Family[edit]

Both of Marsh's sons are budding cricketers. His elder son Shaun plays cricket for state side Western Australia and made his debut for Australia during the ODI series against the West Indians. He made his test cricket debut for Australia against Sri Lanka in 2011. He also plays in the Indian Premier League for the Kings XI Punjab team. He was the top scorer in the inaugural tournament of IPL, scoring 611 runs. Marsh's younger son Mitchell plays cricket for state side Western Australia and was a promising Australian rules football player who has represented both WA and Australia at youth level and captained the Under-19 Australian cricket team. Mitchell was drafted to the Deccan Chargers for the 2010 Indian Premier League.[3] Marsh's daughter Melissa plays basketball for the West Coast Waves in the WNBL.[4]

Career highlights[edit]

Tests[edit]

Test Debut: vs India, Adelaide, 1985–1986
Last Test: vs India, Adelaide, 1991–1992

One-day internationals[edit]

ODI Debut: vs New Zealand, Sydney, 1985–1986
Last ODI: vs Pakistan, Perth, 1991–1992

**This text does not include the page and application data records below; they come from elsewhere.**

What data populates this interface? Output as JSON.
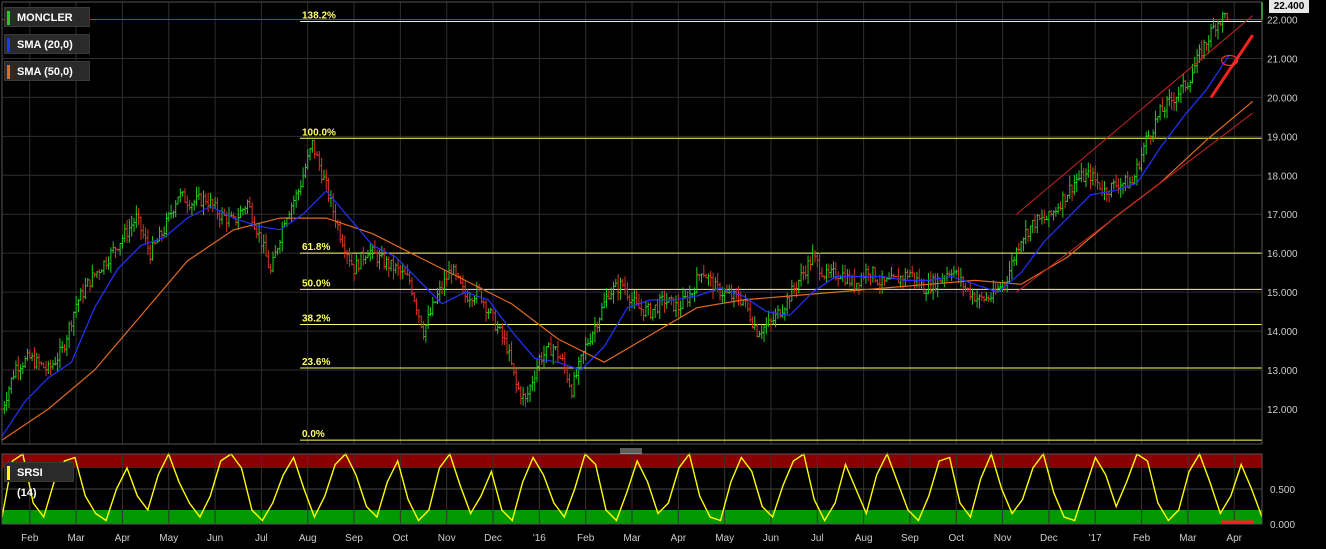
{
  "instrument": "MONCLER",
  "legend": {
    "main": "MONCLER",
    "sma20": "SMA (20,0)",
    "sma50": "SMA (50,0)",
    "srsi": "SRSI (14)"
  },
  "last_price_label": "22.400",
  "colors": {
    "background": "#000000",
    "up_bar": "#22cc22",
    "down_bar": "#dd3322",
    "sma20": "#2233ff",
    "sma50": "#e06a20",
    "fib": "#ffff66",
    "channel": "#cc2222",
    "grid": "#2e2e2e",
    "srsi_line": "#ffff00",
    "overbought_band": "#8a0000",
    "oversold_band": "#009900"
  },
  "chart_data": [
    {
      "type": "line",
      "title": "MONCLER",
      "y_ticks": [
        "12.000",
        "13.000",
        "14.000",
        "15.000",
        "16.000",
        "17.000",
        "18.000",
        "19.000",
        "20.000",
        "21.000",
        "22.000"
      ],
      "ylim": [
        11.1,
        22.45
      ],
      "x_ticks": [
        "Feb",
        "Mar",
        "Apr",
        "May",
        "Jun",
        "Jul",
        "Aug",
        "Sep",
        "Oct",
        "Nov",
        "Dec",
        "'16",
        "Feb",
        "Mar",
        "Apr",
        "May",
        "Jun",
        "Jul",
        "Aug",
        "Sep",
        "Oct",
        "Nov",
        "Dec",
        "'17",
        "Feb",
        "Mar",
        "Apr"
      ],
      "x_range_months": [
        0,
        27.2
      ],
      "grid": true,
      "fibonacci": {
        "levels": [
          {
            "label": "138.2%",
            "value": 21.95
          },
          {
            "label": "100.0%",
            "value": 18.95
          },
          {
            "label": "61.8%",
            "value": 16.0
          },
          {
            "label": "50.0%",
            "value": 15.07
          },
          {
            "label": "38.2%",
            "value": 14.17
          },
          {
            "label": "23.6%",
            "value": 13.05
          },
          {
            "label": "0.0%",
            "value": 11.2
          }
        ]
      },
      "price_path": [
        [
          0,
          12.0
        ],
        [
          0.3,
          13.1
        ],
        [
          0.6,
          13.3
        ],
        [
          1.0,
          13.0
        ],
        [
          1.3,
          13.5
        ],
        [
          1.6,
          14.7
        ],
        [
          1.9,
          15.3
        ],
        [
          2.3,
          15.9
        ],
        [
          2.6,
          16.4
        ],
        [
          2.9,
          16.9
        ],
        [
          3.2,
          16.0
        ],
        [
          3.5,
          16.6
        ],
        [
          3.8,
          17.5
        ],
        [
          4.1,
          17.3
        ],
        [
          4.4,
          17.4
        ],
        [
          4.7,
          17.0
        ],
        [
          5.0,
          16.8
        ],
        [
          5.3,
          17.3
        ],
        [
          5.6,
          16.3
        ],
        [
          5.8,
          15.5
        ],
        [
          6.1,
          16.9
        ],
        [
          6.4,
          17.6
        ],
        [
          6.7,
          18.8
        ],
        [
          7.0,
          17.7
        ],
        [
          7.3,
          16.5
        ],
        [
          7.6,
          15.6
        ],
        [
          7.9,
          16.1
        ],
        [
          8.2,
          15.8
        ],
        [
          8.5,
          15.6
        ],
        [
          8.8,
          15.3
        ],
        [
          9.1,
          14.0
        ],
        [
          9.4,
          14.9
        ],
        [
          9.7,
          15.6
        ],
        [
          10.0,
          14.9
        ],
        [
          10.3,
          15.0
        ],
        [
          10.6,
          14.3
        ],
        [
          10.9,
          13.6
        ],
        [
          11.1,
          12.6
        ],
        [
          11.3,
          12.2
        ],
        [
          11.6,
          13.3
        ],
        [
          11.9,
          13.6
        ],
        [
          12.1,
          13.2
        ],
        [
          12.3,
          12.5
        ],
        [
          12.6,
          13.6
        ],
        [
          12.9,
          14.4
        ],
        [
          13.1,
          15.0
        ],
        [
          13.4,
          15.2
        ],
        [
          13.7,
          14.6
        ],
        [
          14.0,
          14.5
        ],
        [
          14.3,
          14.8
        ],
        [
          14.6,
          14.6
        ],
        [
          14.9,
          15.0
        ],
        [
          15.1,
          15.6
        ],
        [
          15.4,
          15.1
        ],
        [
          15.7,
          14.9
        ],
        [
          16.0,
          14.8
        ],
        [
          16.3,
          14.0
        ],
        [
          16.6,
          14.2
        ],
        [
          16.9,
          14.7
        ],
        [
          17.2,
          15.3
        ],
        [
          17.5,
          15.9
        ],
        [
          17.8,
          15.4
        ],
        [
          18.1,
          15.5
        ],
        [
          18.4,
          15.2
        ],
        [
          18.7,
          15.6
        ],
        [
          19.0,
          15.2
        ],
        [
          19.3,
          15.3
        ],
        [
          19.6,
          15.5
        ],
        [
          19.9,
          15.1
        ],
        [
          20.2,
          15.3
        ],
        [
          20.5,
          15.6
        ],
        [
          20.8,
          15.1
        ],
        [
          21.1,
          14.8
        ],
        [
          21.4,
          14.9
        ],
        [
          21.7,
          15.4
        ],
        [
          22.0,
          16.4
        ],
        [
          22.3,
          16.8
        ],
        [
          22.6,
          16.9
        ],
        [
          22.9,
          17.4
        ],
        [
          23.2,
          17.9
        ],
        [
          23.5,
          18.0
        ],
        [
          23.8,
          17.6
        ],
        [
          24.1,
          17.8
        ],
        [
          24.4,
          17.8
        ],
        [
          24.7,
          18.9
        ],
        [
          25.0,
          19.6
        ],
        [
          25.3,
          20.0
        ],
        [
          25.6,
          20.4
        ],
        [
          25.9,
          21.2
        ],
        [
          26.2,
          21.9
        ],
        [
          26.5,
          22.2
        ]
      ],
      "sma20_path": [
        [
          0,
          11.3
        ],
        [
          0.5,
          12.2
        ],
        [
          1.0,
          12.8
        ],
        [
          1.5,
          13.2
        ],
        [
          2.0,
          14.6
        ],
        [
          2.5,
          15.6
        ],
        [
          3.0,
          16.2
        ],
        [
          3.5,
          16.4
        ],
        [
          4.0,
          16.9
        ],
        [
          4.5,
          17.2
        ],
        [
          5.0,
          16.9
        ],
        [
          5.5,
          16.7
        ],
        [
          6.0,
          16.6
        ],
        [
          6.5,
          17.0
        ],
        [
          7.0,
          17.6
        ],
        [
          7.5,
          16.9
        ],
        [
          8.0,
          16.2
        ],
        [
          8.5,
          15.9
        ],
        [
          9.0,
          15.3
        ],
        [
          9.5,
          14.7
        ],
        [
          10.0,
          15.0
        ],
        [
          10.5,
          14.8
        ],
        [
          11.0,
          14.0
        ],
        [
          11.5,
          13.3
        ],
        [
          12.0,
          13.2
        ],
        [
          12.5,
          13.0
        ],
        [
          13.0,
          13.6
        ],
        [
          13.5,
          14.6
        ],
        [
          14.0,
          14.8
        ],
        [
          14.5,
          14.8
        ],
        [
          15.0,
          14.9
        ],
        [
          15.5,
          15.1
        ],
        [
          16.0,
          14.9
        ],
        [
          16.5,
          14.5
        ],
        [
          17.0,
          14.4
        ],
        [
          17.5,
          15.0
        ],
        [
          18.0,
          15.4
        ],
        [
          18.5,
          15.4
        ],
        [
          19.0,
          15.4
        ],
        [
          19.5,
          15.3
        ],
        [
          20.0,
          15.3
        ],
        [
          20.5,
          15.4
        ],
        [
          21.0,
          15.2
        ],
        [
          21.5,
          15.0
        ],
        [
          22.0,
          15.5
        ],
        [
          22.5,
          16.3
        ],
        [
          23.0,
          16.9
        ],
        [
          23.5,
          17.5
        ],
        [
          24.0,
          17.6
        ],
        [
          24.5,
          17.8
        ],
        [
          25.0,
          18.7
        ],
        [
          25.5,
          19.5
        ],
        [
          26.0,
          20.2
        ],
        [
          26.5,
          21.1
        ]
      ],
      "sma50_path": [
        [
          0,
          11.2
        ],
        [
          1.0,
          12.0
        ],
        [
          2.0,
          13.0
        ],
        [
          3.0,
          14.4
        ],
        [
          4.0,
          15.8
        ],
        [
          5.0,
          16.6
        ],
        [
          6.0,
          16.9
        ],
        [
          7.0,
          16.9
        ],
        [
          8.0,
          16.5
        ],
        [
          9.0,
          15.9
        ],
        [
          10.0,
          15.3
        ],
        [
          11.0,
          14.7
        ],
        [
          12.0,
          13.8
        ],
        [
          13.0,
          13.2
        ],
        [
          14.0,
          13.9
        ],
        [
          15.0,
          14.6
        ],
        [
          16.0,
          14.8
        ],
        [
          17.0,
          14.9
        ],
        [
          18.0,
          15.0
        ],
        [
          19.0,
          15.1
        ],
        [
          20.0,
          15.2
        ],
        [
          21.0,
          15.3
        ],
        [
          22.0,
          15.2
        ],
        [
          23.0,
          15.9
        ],
        [
          24.0,
          16.9
        ],
        [
          25.0,
          17.8
        ],
        [
          26.0,
          18.9
        ],
        [
          27.0,
          19.9
        ]
      ],
      "channel": {
        "upper": [
          [
            21.9,
            17.0
          ],
          [
            27.0,
            22.1
          ]
        ],
        "lower": [
          [
            21.9,
            15.0
          ],
          [
            27.0,
            19.6
          ]
        ]
      }
    },
    {
      "type": "line",
      "title": "SRSI (14)",
      "y_ticks": [
        "0.000",
        "0.500"
      ],
      "ylim": [
        0,
        1
      ],
      "overbought": 0.8,
      "oversold": 0.2,
      "series_values": [
        0.1,
        0.9,
        1.0,
        0.3,
        0.1,
        0.6,
        0.9,
        0.95,
        0.4,
        0.15,
        0.05,
        0.5,
        0.8,
        0.4,
        0.2,
        0.7,
        1.0,
        0.6,
        0.3,
        0.1,
        0.4,
        0.9,
        1.0,
        0.8,
        0.2,
        0.05,
        0.3,
        0.7,
        0.95,
        0.5,
        0.1,
        0.4,
        0.85,
        1.0,
        0.7,
        0.25,
        0.1,
        0.6,
        0.9,
        0.35,
        0.05,
        0.2,
        0.8,
        1.0,
        0.55,
        0.15,
        0.4,
        0.75,
        0.2,
        0.05,
        0.6,
        0.95,
        0.7,
        0.3,
        0.1,
        0.5,
        1.0,
        0.85,
        0.2,
        0.05,
        0.45,
        0.9,
        0.6,
        0.15,
        0.3,
        0.8,
        1.0,
        0.4,
        0.1,
        0.05,
        0.6,
        0.95,
        0.75,
        0.25,
        0.1,
        0.55,
        0.9,
        1.0,
        0.35,
        0.05,
        0.3,
        0.85,
        0.5,
        0.15,
        0.7,
        1.0,
        0.6,
        0.2,
        0.05,
        0.4,
        0.9,
        0.95,
        0.3,
        0.1,
        0.65,
        1.0,
        0.5,
        0.15,
        0.35,
        0.8,
        1.0,
        0.45,
        0.1,
        0.05,
        0.5,
        0.95,
        0.7,
        0.25,
        0.6,
        1.0,
        0.9,
        0.3,
        0.05,
        0.2,
        0.75,
        1.0,
        0.6,
        0.15,
        0.4,
        0.85,
        0.5,
        0.1
      ]
    }
  ]
}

First class cricket[edit]

Marsh scored 11,760 runs at 39.46, with 33 centuries.

  • His 355* for WA v SA in Dec 1989 is the 28th highest score in first class history, and the 10th highest by an Australian.

See also[edit]

Notes[edit]

  1. ^ "Nicknames not dopey, even for cricketers". The Courier-Mail. 28 December 2010. 
  2. ^ "Graham Ford appointed Sri Lanka coach". ESPNcricinfo. 25 January 2012. Retrieved 25 January 2012. 
  3. ^ Saltau, Chloe; Sons of Swampy; The Age; 2008-05-31
  4. ^ Sean Ervine begins a new life at Cricnfo

References[edit]

  • Benaud, Richie (1991). Border & Co: A Tribute To Cricket's World Champions. Hamlyn Australia. ISBN 0-947334-31-9. 
Preceded by
Ray Bright
Australian One-day International cricket captains
1987, 1990, 1991
Succeeded by
Mark Taylor